**Exercise aim:**
Search the records below for the word "data". Copy each line where it occurs.

**Records supplied:**
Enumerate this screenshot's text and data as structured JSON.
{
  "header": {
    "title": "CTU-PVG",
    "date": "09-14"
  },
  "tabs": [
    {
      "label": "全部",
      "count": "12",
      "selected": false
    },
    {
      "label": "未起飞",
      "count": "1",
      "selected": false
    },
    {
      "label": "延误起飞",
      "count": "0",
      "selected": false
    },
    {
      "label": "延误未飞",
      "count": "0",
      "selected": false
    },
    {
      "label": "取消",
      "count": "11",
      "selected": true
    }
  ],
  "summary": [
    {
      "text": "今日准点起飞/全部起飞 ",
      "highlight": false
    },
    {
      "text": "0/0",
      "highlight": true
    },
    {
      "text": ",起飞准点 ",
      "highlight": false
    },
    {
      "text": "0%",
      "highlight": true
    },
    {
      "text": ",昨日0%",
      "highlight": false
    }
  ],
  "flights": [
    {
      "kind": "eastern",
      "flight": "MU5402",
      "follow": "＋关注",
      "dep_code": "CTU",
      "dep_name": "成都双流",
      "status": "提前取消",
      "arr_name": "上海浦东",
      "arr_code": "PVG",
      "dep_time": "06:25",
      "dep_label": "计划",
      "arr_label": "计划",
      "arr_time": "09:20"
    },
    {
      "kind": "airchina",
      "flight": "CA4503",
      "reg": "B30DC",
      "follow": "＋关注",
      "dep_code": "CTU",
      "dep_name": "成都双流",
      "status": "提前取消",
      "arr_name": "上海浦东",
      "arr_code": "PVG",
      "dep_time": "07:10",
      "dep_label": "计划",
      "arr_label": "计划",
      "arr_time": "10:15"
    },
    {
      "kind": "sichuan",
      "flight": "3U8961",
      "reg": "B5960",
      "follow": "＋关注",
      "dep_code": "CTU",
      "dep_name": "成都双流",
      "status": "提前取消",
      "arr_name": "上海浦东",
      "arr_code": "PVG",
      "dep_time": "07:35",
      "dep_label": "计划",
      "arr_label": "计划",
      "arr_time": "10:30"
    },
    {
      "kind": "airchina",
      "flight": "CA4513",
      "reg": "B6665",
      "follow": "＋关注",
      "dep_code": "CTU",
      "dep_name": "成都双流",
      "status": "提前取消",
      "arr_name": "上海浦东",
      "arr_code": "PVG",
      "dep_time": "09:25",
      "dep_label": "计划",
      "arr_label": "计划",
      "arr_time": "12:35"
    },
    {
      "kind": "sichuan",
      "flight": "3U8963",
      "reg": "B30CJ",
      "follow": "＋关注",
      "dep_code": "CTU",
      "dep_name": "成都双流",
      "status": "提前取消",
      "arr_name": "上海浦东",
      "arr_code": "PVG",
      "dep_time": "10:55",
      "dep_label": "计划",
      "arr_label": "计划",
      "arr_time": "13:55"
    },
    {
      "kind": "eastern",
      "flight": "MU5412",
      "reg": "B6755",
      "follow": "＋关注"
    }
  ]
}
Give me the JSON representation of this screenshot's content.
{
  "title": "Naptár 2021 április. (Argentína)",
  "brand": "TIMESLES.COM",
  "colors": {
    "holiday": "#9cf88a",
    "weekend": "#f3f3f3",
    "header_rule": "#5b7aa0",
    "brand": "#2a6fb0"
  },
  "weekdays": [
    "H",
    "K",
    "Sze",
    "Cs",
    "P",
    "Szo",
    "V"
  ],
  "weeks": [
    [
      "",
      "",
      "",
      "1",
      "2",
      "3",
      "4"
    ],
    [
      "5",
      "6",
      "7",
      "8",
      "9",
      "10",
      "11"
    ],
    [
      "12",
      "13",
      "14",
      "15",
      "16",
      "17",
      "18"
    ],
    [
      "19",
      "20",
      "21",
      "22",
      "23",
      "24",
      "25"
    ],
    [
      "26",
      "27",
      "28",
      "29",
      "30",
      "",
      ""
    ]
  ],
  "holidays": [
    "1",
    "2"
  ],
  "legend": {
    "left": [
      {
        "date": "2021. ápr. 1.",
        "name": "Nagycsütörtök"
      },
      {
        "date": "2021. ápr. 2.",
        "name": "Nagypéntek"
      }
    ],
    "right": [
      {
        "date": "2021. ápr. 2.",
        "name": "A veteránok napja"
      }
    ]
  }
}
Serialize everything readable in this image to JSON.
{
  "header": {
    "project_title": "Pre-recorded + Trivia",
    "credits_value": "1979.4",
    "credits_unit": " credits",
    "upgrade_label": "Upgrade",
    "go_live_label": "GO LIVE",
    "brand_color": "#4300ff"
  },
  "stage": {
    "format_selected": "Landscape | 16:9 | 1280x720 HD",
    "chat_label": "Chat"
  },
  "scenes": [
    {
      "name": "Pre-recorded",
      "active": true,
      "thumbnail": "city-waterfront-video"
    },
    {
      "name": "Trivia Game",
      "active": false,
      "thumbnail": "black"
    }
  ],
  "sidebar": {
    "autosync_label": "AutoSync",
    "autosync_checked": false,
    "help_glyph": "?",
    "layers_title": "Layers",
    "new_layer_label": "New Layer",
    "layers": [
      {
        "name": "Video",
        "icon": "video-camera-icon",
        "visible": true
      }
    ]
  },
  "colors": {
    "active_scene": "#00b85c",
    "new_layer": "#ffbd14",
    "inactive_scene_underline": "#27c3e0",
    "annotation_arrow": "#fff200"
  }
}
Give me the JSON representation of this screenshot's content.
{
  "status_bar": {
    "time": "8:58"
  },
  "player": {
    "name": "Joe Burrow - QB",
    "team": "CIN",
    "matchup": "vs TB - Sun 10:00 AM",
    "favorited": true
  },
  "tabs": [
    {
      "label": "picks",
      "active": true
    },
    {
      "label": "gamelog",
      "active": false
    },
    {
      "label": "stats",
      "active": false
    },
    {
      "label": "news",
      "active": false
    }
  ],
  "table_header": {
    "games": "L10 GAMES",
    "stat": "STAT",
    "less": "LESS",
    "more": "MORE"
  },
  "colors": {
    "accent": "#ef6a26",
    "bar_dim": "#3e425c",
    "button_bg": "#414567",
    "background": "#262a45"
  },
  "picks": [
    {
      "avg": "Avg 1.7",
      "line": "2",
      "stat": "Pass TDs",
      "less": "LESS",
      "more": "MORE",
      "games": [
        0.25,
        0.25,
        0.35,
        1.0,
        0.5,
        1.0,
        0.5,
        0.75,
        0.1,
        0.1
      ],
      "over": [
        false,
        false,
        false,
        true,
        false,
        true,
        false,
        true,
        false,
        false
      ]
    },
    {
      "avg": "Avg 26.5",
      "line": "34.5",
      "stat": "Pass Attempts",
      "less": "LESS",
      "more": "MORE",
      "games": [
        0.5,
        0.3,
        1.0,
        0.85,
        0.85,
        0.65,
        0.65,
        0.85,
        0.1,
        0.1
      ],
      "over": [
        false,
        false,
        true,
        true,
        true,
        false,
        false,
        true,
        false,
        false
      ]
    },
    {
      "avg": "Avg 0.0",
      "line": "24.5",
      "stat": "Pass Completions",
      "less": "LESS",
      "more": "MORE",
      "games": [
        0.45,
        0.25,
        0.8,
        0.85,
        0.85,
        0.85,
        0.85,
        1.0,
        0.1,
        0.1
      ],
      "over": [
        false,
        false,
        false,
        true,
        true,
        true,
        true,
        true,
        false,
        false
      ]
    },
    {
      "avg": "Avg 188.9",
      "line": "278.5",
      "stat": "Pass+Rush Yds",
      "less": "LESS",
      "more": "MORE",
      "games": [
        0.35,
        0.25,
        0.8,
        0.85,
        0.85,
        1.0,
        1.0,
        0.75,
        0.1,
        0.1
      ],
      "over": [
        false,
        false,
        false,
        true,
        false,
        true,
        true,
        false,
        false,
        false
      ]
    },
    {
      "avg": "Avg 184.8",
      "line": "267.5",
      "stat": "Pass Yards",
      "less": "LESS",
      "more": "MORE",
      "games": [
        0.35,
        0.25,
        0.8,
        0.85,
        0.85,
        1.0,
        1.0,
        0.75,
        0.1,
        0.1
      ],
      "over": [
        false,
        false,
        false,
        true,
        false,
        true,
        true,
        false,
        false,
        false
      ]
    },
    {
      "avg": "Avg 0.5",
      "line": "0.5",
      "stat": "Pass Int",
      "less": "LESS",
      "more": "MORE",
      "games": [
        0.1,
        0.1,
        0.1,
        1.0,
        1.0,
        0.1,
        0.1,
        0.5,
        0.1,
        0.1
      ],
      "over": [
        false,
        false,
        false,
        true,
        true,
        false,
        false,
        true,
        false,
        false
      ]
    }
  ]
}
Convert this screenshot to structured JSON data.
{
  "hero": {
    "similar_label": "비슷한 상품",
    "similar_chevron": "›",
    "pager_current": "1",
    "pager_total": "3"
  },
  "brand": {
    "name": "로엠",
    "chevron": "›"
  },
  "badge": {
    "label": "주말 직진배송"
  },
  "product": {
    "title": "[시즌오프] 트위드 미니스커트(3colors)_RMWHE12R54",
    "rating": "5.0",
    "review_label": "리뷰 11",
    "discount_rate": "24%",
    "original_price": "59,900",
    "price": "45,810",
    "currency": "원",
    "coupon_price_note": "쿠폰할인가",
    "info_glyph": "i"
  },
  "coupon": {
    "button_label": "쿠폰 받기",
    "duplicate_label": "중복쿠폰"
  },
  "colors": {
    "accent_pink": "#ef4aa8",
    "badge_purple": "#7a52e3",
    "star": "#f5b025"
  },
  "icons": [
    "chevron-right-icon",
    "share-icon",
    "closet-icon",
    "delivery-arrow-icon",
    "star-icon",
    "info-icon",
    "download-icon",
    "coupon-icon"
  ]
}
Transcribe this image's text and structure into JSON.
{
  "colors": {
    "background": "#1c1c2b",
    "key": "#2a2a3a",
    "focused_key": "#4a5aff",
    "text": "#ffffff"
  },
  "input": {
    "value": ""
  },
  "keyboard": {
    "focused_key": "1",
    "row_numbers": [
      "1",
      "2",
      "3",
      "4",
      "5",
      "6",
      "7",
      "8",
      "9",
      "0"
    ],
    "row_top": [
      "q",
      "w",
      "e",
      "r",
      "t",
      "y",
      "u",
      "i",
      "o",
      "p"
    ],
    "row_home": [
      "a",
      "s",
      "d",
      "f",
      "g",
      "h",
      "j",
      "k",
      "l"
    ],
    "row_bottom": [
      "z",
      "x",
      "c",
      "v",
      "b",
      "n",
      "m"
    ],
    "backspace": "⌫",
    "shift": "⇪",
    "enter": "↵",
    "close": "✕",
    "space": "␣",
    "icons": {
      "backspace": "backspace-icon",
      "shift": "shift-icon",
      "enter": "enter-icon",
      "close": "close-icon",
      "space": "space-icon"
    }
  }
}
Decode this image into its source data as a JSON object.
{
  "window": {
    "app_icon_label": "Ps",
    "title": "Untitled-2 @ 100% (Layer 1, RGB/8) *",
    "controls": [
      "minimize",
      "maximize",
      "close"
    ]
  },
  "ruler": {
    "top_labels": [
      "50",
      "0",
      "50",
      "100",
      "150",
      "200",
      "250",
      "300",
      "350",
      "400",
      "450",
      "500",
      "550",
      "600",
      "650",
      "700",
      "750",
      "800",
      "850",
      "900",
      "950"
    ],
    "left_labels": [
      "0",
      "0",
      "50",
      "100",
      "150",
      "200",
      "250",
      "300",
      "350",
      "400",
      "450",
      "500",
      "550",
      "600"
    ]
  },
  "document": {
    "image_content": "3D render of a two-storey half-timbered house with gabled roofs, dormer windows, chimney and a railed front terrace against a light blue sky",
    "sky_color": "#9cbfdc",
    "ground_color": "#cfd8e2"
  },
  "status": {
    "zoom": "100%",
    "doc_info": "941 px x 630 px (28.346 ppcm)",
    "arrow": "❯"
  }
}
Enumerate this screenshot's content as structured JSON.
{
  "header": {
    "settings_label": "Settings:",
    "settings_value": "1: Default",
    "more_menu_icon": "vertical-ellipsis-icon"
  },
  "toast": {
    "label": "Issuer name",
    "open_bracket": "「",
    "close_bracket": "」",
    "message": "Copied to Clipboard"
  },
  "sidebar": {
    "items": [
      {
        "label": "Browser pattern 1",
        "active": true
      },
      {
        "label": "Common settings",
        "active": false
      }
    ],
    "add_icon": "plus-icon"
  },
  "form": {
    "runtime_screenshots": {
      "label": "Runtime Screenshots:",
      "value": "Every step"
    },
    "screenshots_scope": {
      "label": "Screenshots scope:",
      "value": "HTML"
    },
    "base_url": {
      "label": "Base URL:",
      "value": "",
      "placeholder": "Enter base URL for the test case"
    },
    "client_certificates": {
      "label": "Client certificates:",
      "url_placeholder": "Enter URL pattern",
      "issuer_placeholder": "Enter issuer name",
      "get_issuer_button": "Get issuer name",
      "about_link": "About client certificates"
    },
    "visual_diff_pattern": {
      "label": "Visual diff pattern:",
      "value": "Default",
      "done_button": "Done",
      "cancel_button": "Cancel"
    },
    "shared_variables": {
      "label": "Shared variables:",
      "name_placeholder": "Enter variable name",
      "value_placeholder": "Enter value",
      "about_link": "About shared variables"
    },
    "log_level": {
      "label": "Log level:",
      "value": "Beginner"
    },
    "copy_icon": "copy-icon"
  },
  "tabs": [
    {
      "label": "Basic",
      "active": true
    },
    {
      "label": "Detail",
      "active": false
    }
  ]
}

**Reply:**
Enumerate this screenshot's text and data as structured JSON.
Convert this screenshot to structured JSON data.
Decode this image into its source data as a JSON object.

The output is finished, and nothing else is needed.